"We overuse devices for entertainment and it's a genuine problem," says Louise. "If you always hand them a device to alleviate boredom, that's what they're always going to need. But parents can set limits on this."

Still, it takes time for children to learn to keep busy on their own, simply because the concept is new to them.

Our children have been exposed to so much screen time that "they are not used to engaging in unstructured play", says Dr Lim.

When parents first start putting limitations on screen time, it is common for kids to feel like there is a void, and they can even react with anger, says Louise.

"Tell them you understand they are unhappy, but don't give in. When you ask them to do something that doesn't involve a screen, you might need to do it with them at first, whether it's an art project, science experiment or a game of cards.

"Once they realise they enjoy it, they are more likely to do something similar on their own, because they have experienced it with you."
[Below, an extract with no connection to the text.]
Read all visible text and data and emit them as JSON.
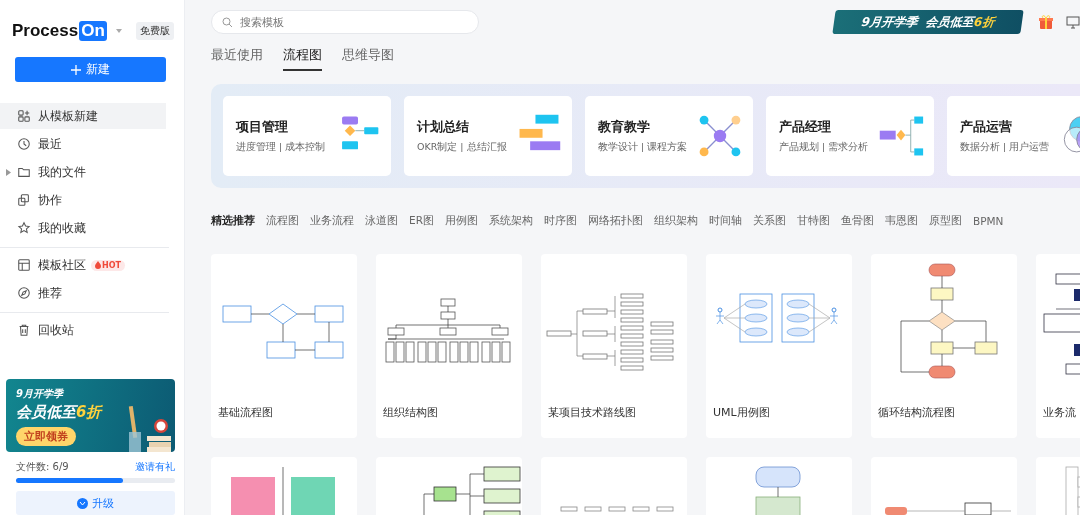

A version of this article first appeared in Simply Her.

This article was published in Young Parents.